In addition to those concepts and their relations mentioned above, further ones exist in the conceptual model that are not directly governed by Gaia-X. These concepts do not need to undergo any procedures directly related to Gaia-X, e.g., do not create or maintain a Gaia-X Self-Description.

First, the Service Instance realizes a Service Offering and can be used by End-Users while relying on a contractual basis.

Second, Contracts are not in scope of Gaia-X but present the legal basis for the Services Instances and include specified Policies. Contract means the binding legal agreement describing a Service Instance and includes all rights and obligations. This comes in addition to the automated digital rights management embedded in every entity’s Self-Description.

Further relevant actors exist outside of the Gaia-X scope in terms of End-Users and Resource Owners.

Resource Owners describe a natural or legal person, who holds the rights to Resources that will be provided according to Gaia-X regulations by a Provider and legally enable its provision. As Resources are bundled into a Service Offering and nested Resource compositions can be possible, there is no separate resource owner either. Resources can only be realized together in a Service Offering and Service Instance by a Provider, which presents no need to model a separate legal holder of ownership rights.

End-Users use digital offerings of a Gaia-X Consumer that are enabled by Gaia-X. The End-User uses the Service Instances containing Self-Descriptions and Policies.

4.8 Examples

4.8.1 Personal Finance Management example

This example describes the various Gaia-X concepts using the Open Banking scenario of a Personal Finance Management service (PFM) in SaaS mode.

Suppose that the service is proposed by a company called MyPFM to an end user Jane who has bank accounts in two banks: Bank1 and Bank2.
MyPFM is using services provided by Bank1 and Bank2 to get the banking transactions of Jane and then aggregates these bank statements to create Jane’s financial dashboard.

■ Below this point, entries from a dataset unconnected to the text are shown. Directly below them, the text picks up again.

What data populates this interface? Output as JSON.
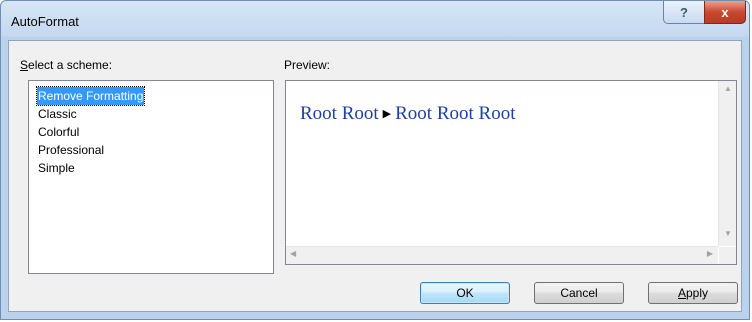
{
  "window": {
    "title": "AutoFormat",
    "help_glyph": "?",
    "close_glyph": "x"
  },
  "scheme": {
    "label_accel": "S",
    "label_rest": "elect a scheme:",
    "items": [
      {
        "label": "Remove Formatting",
        "selected": true
      },
      {
        "label": "Classic",
        "selected": false
      },
      {
        "label": "Colorful",
        "selected": false
      },
      {
        "label": "Professional",
        "selected": false
      },
      {
        "label": "Simple",
        "selected": false
      }
    ]
  },
  "preview": {
    "label": "Preview:",
    "crumb_before": "Root Root",
    "crumb_after": "Root Root Root",
    "crumb_color": "#1f3fa8"
  },
  "buttons": {
    "ok": "OK",
    "cancel": "Cancel",
    "apply_accel": "A",
    "apply_rest": "pply"
  },
  "colors": {
    "selection": "#3399ff",
    "close_button": "#c8492f"
  },
  "icons": {
    "help": "question-mark",
    "close": "x-mark",
    "crumb_separator": "triangle-right",
    "scroll_up": "arrow-up",
    "scroll_down": "arrow-down",
    "scroll_left": "arrow-left",
    "scroll_right": "arrow-right"
  }
}
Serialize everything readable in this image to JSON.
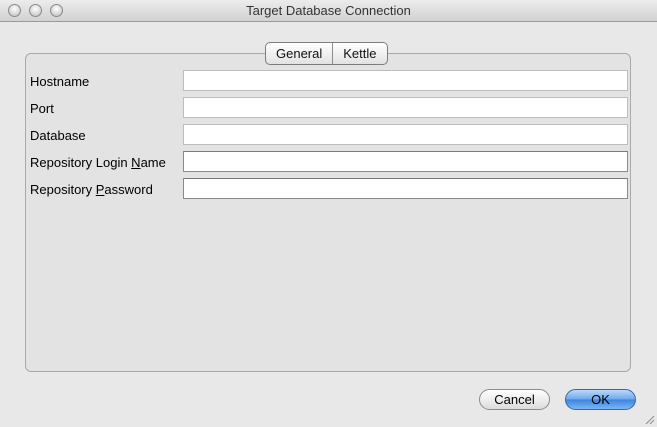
{
  "window": {
    "title": "Target Database Connection"
  },
  "tabs": [
    {
      "label": "General"
    },
    {
      "label": "Kettle"
    }
  ],
  "fields": {
    "hostname": {
      "label": "Hostname",
      "value": ""
    },
    "port": {
      "label": "Port",
      "value": ""
    },
    "database": {
      "label": "Database",
      "value": ""
    },
    "login": {
      "label_pre": "Repository Login ",
      "mnemonic": "N",
      "label_post": "ame",
      "value": ""
    },
    "password": {
      "label_pre": "Repository ",
      "mnemonic": "P",
      "label_post": "assword",
      "value": ""
    }
  },
  "buttons": {
    "cancel": "Cancel",
    "ok": "OK"
  },
  "icons": {
    "close": "close-dot",
    "minimize": "minimize-dot",
    "zoom": "zoom-dot",
    "resize": "resize-grip-icon"
  }
}
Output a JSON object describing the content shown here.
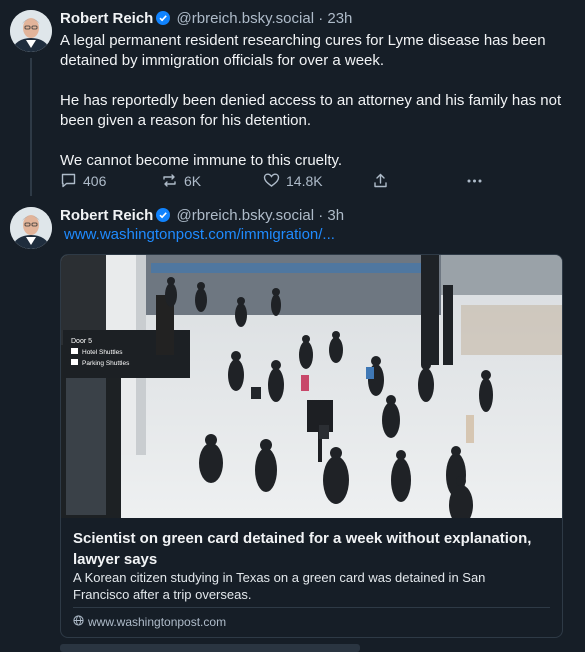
{
  "posts": [
    {
      "author": "Robert Reich",
      "handle": "@rbreich.bsky.social",
      "time": "23h",
      "paragraphs": [
        "A legal permanent resident researching cures for Lyme disease has been detained by immigration officials for over a week.",
        "He has reportedly been denied access to an attorney and his family has not been given a reason for his detention.",
        "We cannot become immune to this cruelty."
      ],
      "replies": "406",
      "reposts": "6K",
      "likes": "14.8K"
    },
    {
      "author": "Robert Reich",
      "handle": "@rbreich.bsky.social",
      "time": "3h",
      "link": "www.washingtonpost.com/immigration/...",
      "card": {
        "title": "Scientist on green card detained for a week without explanation, lawyer says",
        "description": "A Korean citizen studying in Texas on a green card was detained in San Francisco after a trip overseas.",
        "domain": "www.washingtonpost.com",
        "sign": {
          "line1": "Door 5",
          "line2": "Hotel Shuttles",
          "line3": "Parking Shuttles"
        }
      }
    }
  ],
  "separator": " · ",
  "colors": {
    "background": "#161e27",
    "link": "#1f8bff",
    "verified": "#1083fe",
    "muted": "#aebbc9"
  },
  "icons": [
    "reply-icon",
    "repost-icon",
    "like-icon",
    "share-icon",
    "more-icon",
    "verified-icon",
    "globe-icon"
  ]
}
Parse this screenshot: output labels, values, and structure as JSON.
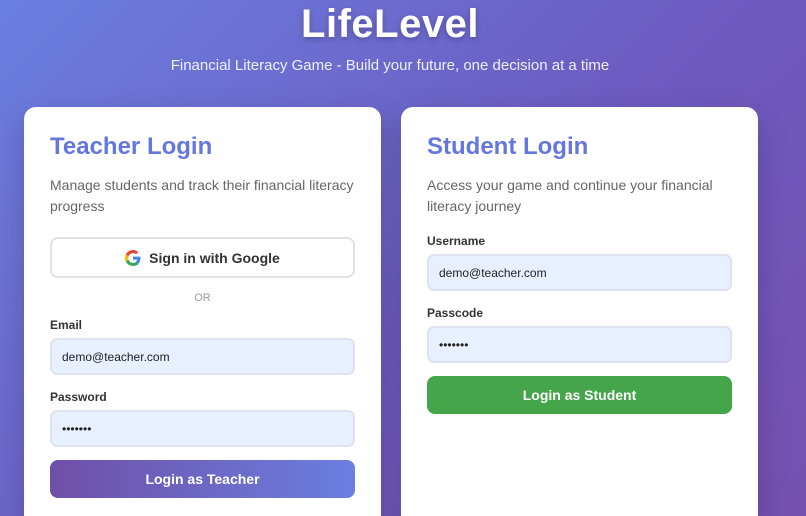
{
  "header": {
    "title": "LifeLevel",
    "subtitle": "Financial Literacy Game - Build your future, one decision at a time"
  },
  "teacher": {
    "title": "Teacher Login",
    "description": "Manage students and track their financial literacy progress",
    "google_label": "Sign in with Google",
    "divider": "OR",
    "email_label": "Email",
    "email_value": "demo@teacher.com",
    "password_label": "Password",
    "password_value": "•••••••",
    "login_label": "Login as Teacher"
  },
  "student": {
    "title": "Student Login",
    "description": "Access your game and continue your financial literacy journey",
    "username_label": "Username",
    "username_value": "demo@teacher.com",
    "passcode_label": "Passcode",
    "passcode_value": "•••••••",
    "login_label": "Login as Student"
  },
  "colors": {
    "accent": "#6477dc",
    "teacher_button": "#6f4fa8",
    "student_button": "#45a54b",
    "input_bg": "#e8efff"
  },
  "icons": {
    "google": "google-icon"
  }
}
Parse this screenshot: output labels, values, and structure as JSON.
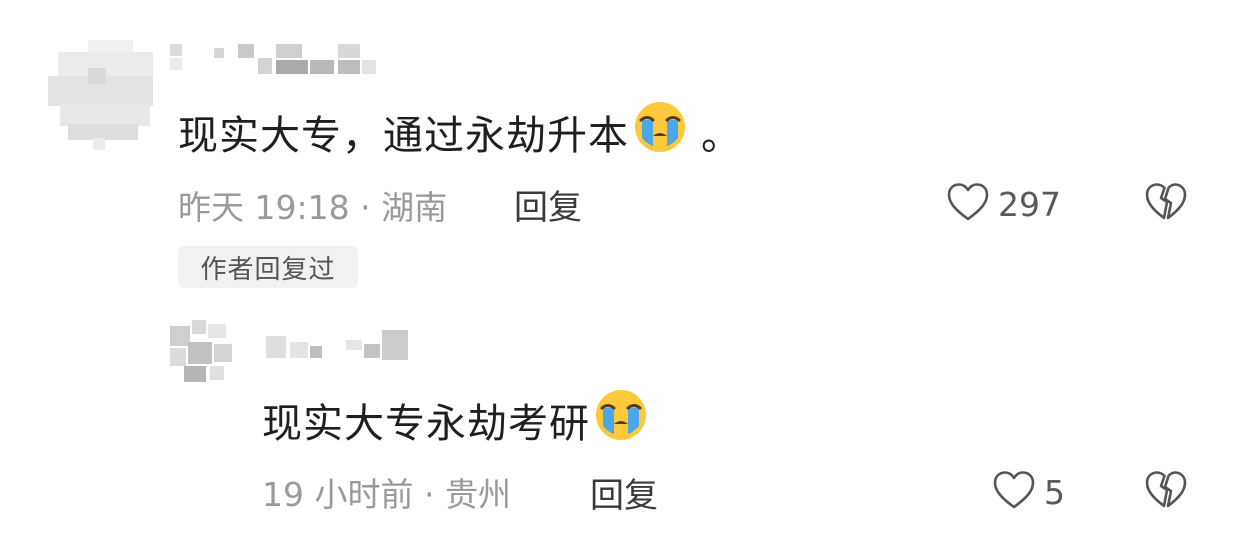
{
  "comments": [
    {
      "text": "现实大专，通过永劫升本",
      "trailing": "。",
      "time": "昨天 19:18",
      "separator": "·",
      "location": "湖南",
      "reply_label": "回复",
      "likes": "297",
      "badge": "作者回复过"
    },
    {
      "text": "现实大专永劫考研",
      "time": "19 小时前",
      "separator": "·",
      "location": "贵州",
      "reply_label": "回复",
      "likes": "5"
    }
  ],
  "icons": {
    "emoji": "loudly-crying-face-emoji",
    "like": "heart-outline-icon",
    "dislike": "broken-heart-icon"
  },
  "colors": {
    "text": "#1f1f1f",
    "meta": "#9a9a9a",
    "badge_bg": "#f1f1f3"
  }
}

Jane is the End-User.

Bank1 and Bank2 are Providers defining the Service Offerings delivering the banking transactions and operating the corresponding Service Instances. They are also Resource Owners for the bank statements, which are Resources composing the Service Offerings (Jane is the data subject as per GDPR4).
The associated Resource Policies are in fact predefined by the PSD25 directive from the European Parliament.

MyPFM is the Consumer which consumes the Service Instances provided by Bank1 and Bank2 in order to create a financial dashboard and to offer it to Jane.
MyPFM is also likely consuming Service Instances from a PaaS Provider in order to run its own code, such as dashboard creation.

  1. ISO/IEC. IT Security and Privacy — A framework for identity management: Part 1: Terminology and concepts (24760-1:2019(en)). ISO/IEC. https://www.iso.org/obp/ui/#iso:std:iso-iec:24760:-1:ed-2:v1:en 

  2. Singhal, A., Winograd, T., & Scarfone, K. A. (2007). Guide to secure web services: Guide to Secure Web Services - Recommendations of the National Institute of Standards and Technology. Gaithersburg, MD. NIST. https://csrc.nist.gov/publications/detail/sp/800-95/final https://doi.org/10.6028/NIST.SP.800-95 

  3. Oldehoeft, A. E. (1992). Foundations of a security policy for use of the National Research and Educational Network. Gaithersburg, MD. NIST. https://doi.org/10.6028/NIST.IR.4734 

  4. Rights of the data subject https://gdpr-info.eu/chapter-3/ 

  5. Payment services (PSD 2) https://ec.europa.eu/info/law/payment-services-psd-2-directive-eu-2015-2366_en